And so they wound up at the corner diner, having coffee and pancakes. After the tumult of the past few weeks, going to breakfast together was almost stunningly mundane – and yet, Charles realized, exactly what he needed. Life would go on, in ways big and small.

“So that’s it?” Erik said. “Your ties to the church are cut?" 

“More or less. Actually, leaving the priesthood doesn’t release me from my vow of chastity.” Charles tried not to smile as Erik sputtered into his coffee. “I have to get a separate dispensation for that, which I’ve asked for.”

“What else carries over?”

“I retain an ‘indelible priestly character’ upon my soul.”

“I can believe that,” Erik said, and he actually seemed to.

Charles continued, “I can still consecrate the Eucharist, though I’m not supposed to.” As if he would run around randomly turning bread into the flesh of Jesus. “More meaningfully, I can still hear the confessions of the dying and confer absolution. Of course I can do anything given to all baptized Catholics, such as baptizing infants in danger of death. But there’s a far longer list of what I can’t do.

“What will you do now? For a living, I mean.” Erik leaned forward slightly over the table. “Anything I have is yours. You know that. But you also know I haven’t got much.”

“It's an incredibly kind offer. But I guess I’ll have to live off the family millions.”

“Charles, be serious. You have to think of these things.”

He was so concerned. They still had so much to learn about each other; the prospect filled Charles with a slow, dawning joy. “I’m going out to my family home in Westchester County tonight. Can you come with me? Take the train in tomorrow morning, or maybe call in sick for once. I’d like to have you with me.”

“I can take a day off,” Erik said. “Your sister – what will we tell her?”

“The truth. Raven will understand, and be discreet.” And Erik would stop worrying about Charles’ financial situation. “Then we’ll figure out what I do next.”

“You’ll come in to Immigrant Outreach on Tuesday. Just like you always did. I’m in charge, and if I want you as a volunteer there, that’s the end of it. You’re still needed, Charles. You still have so much to do.”

Charles nodded, knowing this much to be true. He could still serve. He could still pray for guidance. The closeness to his fellow man he had learned through loving Erik would only become more true, not less. He would continue to try to discern the unfolding call of God.

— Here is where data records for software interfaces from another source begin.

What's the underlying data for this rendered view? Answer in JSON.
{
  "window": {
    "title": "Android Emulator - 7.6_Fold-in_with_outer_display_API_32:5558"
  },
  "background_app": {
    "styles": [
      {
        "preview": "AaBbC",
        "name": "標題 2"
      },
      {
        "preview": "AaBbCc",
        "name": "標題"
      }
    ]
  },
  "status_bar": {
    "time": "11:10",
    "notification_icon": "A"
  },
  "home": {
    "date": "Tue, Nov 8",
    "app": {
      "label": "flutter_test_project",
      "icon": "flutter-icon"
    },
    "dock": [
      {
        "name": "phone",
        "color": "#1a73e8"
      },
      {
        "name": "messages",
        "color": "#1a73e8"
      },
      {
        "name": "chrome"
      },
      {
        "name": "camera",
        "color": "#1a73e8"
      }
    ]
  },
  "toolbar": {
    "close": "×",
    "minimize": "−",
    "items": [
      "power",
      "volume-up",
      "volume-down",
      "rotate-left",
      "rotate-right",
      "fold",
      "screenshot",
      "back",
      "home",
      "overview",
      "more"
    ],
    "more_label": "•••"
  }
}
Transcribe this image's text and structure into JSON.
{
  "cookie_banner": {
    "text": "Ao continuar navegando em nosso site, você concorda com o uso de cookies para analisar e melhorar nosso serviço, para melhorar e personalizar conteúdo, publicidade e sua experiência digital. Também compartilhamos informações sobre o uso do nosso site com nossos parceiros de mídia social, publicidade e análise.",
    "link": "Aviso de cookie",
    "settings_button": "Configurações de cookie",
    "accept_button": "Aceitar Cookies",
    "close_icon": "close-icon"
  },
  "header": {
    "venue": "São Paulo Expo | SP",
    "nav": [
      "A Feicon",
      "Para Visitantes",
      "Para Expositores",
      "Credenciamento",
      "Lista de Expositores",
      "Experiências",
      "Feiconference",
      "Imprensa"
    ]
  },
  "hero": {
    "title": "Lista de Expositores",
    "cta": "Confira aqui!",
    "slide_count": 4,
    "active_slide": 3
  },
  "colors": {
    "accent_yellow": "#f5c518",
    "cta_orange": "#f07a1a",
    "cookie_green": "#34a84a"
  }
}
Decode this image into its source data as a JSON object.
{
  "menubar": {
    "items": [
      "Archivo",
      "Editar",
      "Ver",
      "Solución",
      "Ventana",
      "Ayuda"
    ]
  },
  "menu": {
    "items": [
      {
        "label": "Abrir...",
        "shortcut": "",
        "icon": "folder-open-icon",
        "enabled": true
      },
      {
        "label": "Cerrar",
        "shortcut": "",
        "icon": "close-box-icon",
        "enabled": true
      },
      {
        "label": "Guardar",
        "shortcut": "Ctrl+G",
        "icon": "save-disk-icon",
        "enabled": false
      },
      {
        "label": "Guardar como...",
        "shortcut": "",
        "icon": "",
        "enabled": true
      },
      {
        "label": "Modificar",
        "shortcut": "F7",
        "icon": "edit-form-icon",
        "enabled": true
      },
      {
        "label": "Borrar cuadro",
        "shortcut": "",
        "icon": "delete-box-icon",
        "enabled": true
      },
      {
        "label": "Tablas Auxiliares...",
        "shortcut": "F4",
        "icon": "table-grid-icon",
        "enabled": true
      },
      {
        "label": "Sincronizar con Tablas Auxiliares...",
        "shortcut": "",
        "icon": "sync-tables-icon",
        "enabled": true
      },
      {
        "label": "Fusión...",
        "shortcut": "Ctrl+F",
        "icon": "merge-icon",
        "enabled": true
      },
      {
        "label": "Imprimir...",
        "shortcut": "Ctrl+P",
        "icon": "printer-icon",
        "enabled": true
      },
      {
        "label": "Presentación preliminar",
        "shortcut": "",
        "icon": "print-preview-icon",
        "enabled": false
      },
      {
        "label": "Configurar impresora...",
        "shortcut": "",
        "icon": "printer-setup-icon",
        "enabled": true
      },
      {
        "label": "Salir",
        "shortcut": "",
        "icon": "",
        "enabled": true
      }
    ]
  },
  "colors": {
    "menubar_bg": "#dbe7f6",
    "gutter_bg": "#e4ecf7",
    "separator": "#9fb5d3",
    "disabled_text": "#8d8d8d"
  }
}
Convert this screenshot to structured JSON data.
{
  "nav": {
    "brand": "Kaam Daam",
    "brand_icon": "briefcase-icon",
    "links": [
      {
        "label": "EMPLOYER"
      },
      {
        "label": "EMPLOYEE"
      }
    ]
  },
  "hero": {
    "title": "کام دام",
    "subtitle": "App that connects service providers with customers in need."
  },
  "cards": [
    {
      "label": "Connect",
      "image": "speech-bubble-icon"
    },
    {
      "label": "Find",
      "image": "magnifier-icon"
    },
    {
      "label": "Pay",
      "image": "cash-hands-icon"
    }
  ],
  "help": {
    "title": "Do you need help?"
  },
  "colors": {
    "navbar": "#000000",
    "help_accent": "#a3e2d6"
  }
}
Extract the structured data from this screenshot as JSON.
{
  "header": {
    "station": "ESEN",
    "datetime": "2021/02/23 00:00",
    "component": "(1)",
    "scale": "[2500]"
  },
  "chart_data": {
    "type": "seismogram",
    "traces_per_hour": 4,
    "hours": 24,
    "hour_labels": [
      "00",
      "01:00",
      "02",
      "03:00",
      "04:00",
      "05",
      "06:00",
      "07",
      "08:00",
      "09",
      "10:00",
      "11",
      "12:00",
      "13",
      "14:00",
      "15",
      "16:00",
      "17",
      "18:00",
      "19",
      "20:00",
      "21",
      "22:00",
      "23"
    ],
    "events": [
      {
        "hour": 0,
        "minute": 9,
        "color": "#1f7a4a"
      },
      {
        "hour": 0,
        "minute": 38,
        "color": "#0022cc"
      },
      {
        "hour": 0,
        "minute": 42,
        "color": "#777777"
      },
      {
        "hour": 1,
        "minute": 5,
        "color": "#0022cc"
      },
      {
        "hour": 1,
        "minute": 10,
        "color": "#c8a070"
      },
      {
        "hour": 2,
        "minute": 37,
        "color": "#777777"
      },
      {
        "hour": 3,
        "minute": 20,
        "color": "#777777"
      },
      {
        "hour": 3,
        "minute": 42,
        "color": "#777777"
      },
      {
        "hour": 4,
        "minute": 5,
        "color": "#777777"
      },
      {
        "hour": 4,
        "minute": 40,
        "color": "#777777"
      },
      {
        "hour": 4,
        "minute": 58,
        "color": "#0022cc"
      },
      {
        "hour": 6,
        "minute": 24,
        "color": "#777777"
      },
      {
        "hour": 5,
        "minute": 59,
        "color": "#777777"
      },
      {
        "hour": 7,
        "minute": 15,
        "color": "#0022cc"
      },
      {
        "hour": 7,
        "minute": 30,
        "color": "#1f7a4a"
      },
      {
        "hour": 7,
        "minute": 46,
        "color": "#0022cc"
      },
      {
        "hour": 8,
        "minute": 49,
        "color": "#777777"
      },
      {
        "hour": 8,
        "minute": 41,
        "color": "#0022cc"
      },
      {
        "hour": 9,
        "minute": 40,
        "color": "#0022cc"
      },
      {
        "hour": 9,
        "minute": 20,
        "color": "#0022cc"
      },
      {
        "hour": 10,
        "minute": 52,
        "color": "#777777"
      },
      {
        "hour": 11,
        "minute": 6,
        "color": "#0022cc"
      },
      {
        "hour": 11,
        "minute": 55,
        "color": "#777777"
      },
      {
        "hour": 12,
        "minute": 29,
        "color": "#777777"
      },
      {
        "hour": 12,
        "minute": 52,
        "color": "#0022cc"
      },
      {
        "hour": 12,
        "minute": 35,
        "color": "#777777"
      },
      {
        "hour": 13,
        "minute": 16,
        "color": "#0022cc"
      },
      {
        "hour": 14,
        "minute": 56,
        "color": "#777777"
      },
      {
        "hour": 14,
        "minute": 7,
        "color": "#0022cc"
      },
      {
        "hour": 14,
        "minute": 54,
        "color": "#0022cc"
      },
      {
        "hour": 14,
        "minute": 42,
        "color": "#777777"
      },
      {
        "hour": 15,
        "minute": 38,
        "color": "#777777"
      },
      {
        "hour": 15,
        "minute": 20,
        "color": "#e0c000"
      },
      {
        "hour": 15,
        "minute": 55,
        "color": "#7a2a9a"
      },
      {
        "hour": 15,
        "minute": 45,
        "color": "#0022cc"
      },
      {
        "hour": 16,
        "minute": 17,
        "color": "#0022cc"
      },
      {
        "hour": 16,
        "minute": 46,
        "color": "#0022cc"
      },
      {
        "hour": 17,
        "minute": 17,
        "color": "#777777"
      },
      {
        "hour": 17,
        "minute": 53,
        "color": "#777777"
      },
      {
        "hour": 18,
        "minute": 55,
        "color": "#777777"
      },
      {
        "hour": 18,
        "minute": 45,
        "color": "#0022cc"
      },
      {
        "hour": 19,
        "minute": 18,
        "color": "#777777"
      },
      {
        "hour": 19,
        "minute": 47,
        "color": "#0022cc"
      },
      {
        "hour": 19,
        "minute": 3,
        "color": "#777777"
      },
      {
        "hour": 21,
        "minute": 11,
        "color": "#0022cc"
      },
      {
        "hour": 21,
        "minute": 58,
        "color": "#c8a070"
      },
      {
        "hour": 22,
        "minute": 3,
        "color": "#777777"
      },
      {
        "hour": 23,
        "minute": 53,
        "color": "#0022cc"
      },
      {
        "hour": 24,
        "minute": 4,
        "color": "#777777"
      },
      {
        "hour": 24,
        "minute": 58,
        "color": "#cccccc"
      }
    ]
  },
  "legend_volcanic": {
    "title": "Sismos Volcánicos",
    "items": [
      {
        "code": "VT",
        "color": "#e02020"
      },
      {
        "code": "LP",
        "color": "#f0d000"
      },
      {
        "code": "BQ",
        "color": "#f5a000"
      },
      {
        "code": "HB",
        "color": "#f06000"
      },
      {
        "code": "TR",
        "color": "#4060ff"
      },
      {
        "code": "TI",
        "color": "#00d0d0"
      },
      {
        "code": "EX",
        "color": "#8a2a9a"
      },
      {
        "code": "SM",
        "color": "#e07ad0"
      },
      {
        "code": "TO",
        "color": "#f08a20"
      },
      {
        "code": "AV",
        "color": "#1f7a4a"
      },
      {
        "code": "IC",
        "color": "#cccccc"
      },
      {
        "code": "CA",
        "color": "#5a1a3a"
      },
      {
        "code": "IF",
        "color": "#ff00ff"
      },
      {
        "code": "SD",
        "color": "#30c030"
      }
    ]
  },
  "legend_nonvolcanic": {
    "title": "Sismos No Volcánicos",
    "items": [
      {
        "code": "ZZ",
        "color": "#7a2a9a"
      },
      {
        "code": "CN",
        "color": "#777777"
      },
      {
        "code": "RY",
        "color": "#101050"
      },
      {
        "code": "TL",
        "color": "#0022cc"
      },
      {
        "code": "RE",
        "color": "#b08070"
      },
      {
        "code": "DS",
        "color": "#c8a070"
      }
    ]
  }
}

This was not the end of a journey of faith. Only the beginning.